So, Troy, tell us a little about the prototype rod.
It’s an 8′ 3″ nine-weight. I was looking for an action that was fast but wouldn’t feel too stiff, and load nicely with the lines we were hoping to use. We played around with the taper and length of the blank, and settled on eight-feet three-inches as the sweet spot. Nine feet is the standard for saltwater graphite rods, but with bamboo the shorter length really improves the feel, making the rod noticeably quicker and lighter in the hand. A relatively stiff tip helps in keeping loops small and driving casts into the wind, and is a big help when picking line up off the water.
Some of the Sans Pereil rods you’ve produced lately have been hollow-built, how about this one?
I thought about it, because it is a fairly beefy blank and I knew it would keep the weight down, but in the end I opted for a solid build to maintain as much strength as possible for fighting fish. I also added to the swell to give more lifting power.
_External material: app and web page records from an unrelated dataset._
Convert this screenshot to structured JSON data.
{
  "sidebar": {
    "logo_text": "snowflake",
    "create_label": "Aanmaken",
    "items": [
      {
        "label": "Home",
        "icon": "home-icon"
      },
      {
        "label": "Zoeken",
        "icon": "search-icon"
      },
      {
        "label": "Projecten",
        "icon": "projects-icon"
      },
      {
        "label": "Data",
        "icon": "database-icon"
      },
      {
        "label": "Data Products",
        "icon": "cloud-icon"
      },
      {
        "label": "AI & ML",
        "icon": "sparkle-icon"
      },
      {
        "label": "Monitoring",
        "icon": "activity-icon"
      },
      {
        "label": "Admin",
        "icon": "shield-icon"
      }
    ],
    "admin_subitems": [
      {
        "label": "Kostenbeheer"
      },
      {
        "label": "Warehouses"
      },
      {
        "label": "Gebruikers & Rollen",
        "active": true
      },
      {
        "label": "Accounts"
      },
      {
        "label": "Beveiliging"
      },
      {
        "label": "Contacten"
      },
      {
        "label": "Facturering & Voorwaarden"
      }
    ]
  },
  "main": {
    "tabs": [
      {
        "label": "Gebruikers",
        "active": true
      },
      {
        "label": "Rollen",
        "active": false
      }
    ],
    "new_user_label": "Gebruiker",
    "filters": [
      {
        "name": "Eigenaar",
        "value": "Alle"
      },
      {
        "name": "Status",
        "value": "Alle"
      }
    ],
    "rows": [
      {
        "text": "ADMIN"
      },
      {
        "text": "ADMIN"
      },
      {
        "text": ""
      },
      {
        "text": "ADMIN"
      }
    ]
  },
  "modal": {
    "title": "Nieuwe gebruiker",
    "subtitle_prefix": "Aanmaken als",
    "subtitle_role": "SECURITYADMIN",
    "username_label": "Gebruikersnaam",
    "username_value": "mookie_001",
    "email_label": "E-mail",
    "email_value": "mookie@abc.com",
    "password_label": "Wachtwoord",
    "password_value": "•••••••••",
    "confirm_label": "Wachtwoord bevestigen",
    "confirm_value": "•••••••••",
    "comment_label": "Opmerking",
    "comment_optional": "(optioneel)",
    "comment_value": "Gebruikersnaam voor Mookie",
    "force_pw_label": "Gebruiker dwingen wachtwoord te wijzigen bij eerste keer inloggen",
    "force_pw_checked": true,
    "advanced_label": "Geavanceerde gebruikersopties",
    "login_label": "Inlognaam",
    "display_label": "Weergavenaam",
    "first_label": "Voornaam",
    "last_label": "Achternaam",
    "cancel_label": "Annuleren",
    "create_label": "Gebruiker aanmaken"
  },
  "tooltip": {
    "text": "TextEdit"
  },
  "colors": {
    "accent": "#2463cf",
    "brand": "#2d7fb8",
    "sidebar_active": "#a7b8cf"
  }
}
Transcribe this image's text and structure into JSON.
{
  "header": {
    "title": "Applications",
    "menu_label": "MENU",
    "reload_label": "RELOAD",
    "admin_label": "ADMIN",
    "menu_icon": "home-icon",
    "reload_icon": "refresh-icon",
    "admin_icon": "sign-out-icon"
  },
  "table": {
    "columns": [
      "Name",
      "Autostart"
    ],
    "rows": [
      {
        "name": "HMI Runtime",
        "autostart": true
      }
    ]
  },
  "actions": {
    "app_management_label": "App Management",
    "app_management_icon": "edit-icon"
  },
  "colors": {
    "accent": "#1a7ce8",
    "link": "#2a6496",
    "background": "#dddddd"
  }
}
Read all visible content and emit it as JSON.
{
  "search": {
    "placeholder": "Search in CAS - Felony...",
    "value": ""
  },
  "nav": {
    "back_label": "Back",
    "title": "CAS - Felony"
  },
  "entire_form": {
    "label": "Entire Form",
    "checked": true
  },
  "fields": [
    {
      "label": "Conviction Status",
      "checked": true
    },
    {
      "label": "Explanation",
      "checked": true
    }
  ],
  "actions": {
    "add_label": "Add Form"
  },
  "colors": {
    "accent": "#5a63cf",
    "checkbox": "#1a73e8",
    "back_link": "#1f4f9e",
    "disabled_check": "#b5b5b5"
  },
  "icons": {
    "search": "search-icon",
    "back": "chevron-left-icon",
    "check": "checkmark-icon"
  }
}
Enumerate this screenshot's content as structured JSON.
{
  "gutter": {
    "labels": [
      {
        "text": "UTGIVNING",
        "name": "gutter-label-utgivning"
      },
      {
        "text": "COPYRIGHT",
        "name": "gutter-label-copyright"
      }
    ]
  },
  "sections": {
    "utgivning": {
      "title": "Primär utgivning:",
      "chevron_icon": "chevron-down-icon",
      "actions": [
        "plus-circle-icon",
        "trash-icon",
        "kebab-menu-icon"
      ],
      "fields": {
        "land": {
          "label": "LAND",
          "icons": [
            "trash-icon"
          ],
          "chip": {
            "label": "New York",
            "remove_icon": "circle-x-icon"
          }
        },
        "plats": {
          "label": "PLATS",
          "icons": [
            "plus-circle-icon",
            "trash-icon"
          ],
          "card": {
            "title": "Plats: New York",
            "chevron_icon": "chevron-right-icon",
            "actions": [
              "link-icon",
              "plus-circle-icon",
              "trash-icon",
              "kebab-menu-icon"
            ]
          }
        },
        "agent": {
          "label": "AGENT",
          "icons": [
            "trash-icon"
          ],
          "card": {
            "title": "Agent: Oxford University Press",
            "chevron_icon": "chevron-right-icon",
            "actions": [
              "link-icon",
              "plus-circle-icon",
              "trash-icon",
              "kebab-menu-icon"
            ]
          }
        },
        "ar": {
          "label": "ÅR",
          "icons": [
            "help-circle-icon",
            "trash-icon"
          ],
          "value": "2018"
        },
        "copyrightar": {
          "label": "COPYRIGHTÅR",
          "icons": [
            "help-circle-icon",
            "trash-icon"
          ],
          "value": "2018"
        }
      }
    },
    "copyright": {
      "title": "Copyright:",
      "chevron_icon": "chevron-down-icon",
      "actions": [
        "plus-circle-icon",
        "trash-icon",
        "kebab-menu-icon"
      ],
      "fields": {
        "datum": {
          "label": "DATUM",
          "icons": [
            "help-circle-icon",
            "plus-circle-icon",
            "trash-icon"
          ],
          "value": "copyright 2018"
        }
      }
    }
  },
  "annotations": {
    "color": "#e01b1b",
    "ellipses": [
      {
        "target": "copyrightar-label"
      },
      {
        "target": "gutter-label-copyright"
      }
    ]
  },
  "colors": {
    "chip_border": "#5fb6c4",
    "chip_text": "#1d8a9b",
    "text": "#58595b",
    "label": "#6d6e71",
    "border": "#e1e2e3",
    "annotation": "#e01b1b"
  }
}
The blank is resin-impregnated and polished, making it saltwater resistant and easy to maintain in the type of environment you get on a flats skiff – being slid in and out of rod holders and the occasional run-in with a hook. There’s no varnish layer to break – the finish goes all the way through the rod – so slight damage can just be buffed out.
Tell us about the trip.
It was fantastic. We had a perfect day for the kind of fishing we wanted to do, and Jaime put us on plenty of fish. It’s such a complex shoreline around the Vineyard it seemed like there was always a spot nearby that had just the right tide, sun and wind direction to find fish. Jaime made it look easy, but he’s put a lifetime into learning the shifting patterns around the island. The shoreline changes every year – winter storms open new breaches into salt ponds and fill in old ones – so local knowledge is key.
We got into fish from 18 to 32 inches, and saw some that were bigger, over 36 inches. Schools were anywhere from two fish to more than a hundred, and remember this is in really thin water – sometimes only a foot deep – and crystal-clear, so it was quite a sight.
Did the rod perform as you expected?
Overall, I was very pleased – it was just really fun to fish with. We had to play around with some different lines, but once we tried the Airflo Ridge there was no looking back. I was pretty happy being able to cast 75 feet, and Jaime – who throws a beautiful loop – was able to lay the whole line out. One surprise was how well the rod roll-cast, which comes in handy when you suddenly spot fish close to the boat. Having a lot of flex in the middle of the blank helps load the rod when making the D and the stiff tip punches it out. It’s actually easier to roll-cast than a fast action graphite rod.
The one caveat was that the bamboo is, of course, much heavier than graphite. It wasn’t an issue for sight fishing, but I can see that blind casting all day could wear you out. I’m looking forward to trying it out in the Keys, where it’s mostly sight fishing anyway.
How about fighting the fish?
I was a bit concerned about that, but it was fine. There was plenty of power for the size fish we caught, and I think if you’re careful fish over thirty pounds wouldn’t be a problem. The extra-large butt swell goes all the way through the reel seat, and we didn’t feel any flex in the cork even when we “put the wood” to the biggest fish of the day.
So what’s next?
Well, believe it or not, the rod isn’t even completely finished – we ran out the door with only one coat of epoxy on the wraps – so we’ll get that done this week. Then, as I said, I’d love to try it out in the Keys, hoping for bonefish and baby tarpon. Snook and redfish would be great, too – really anything you would feel comfortable going after with a nine-weight graphite rod.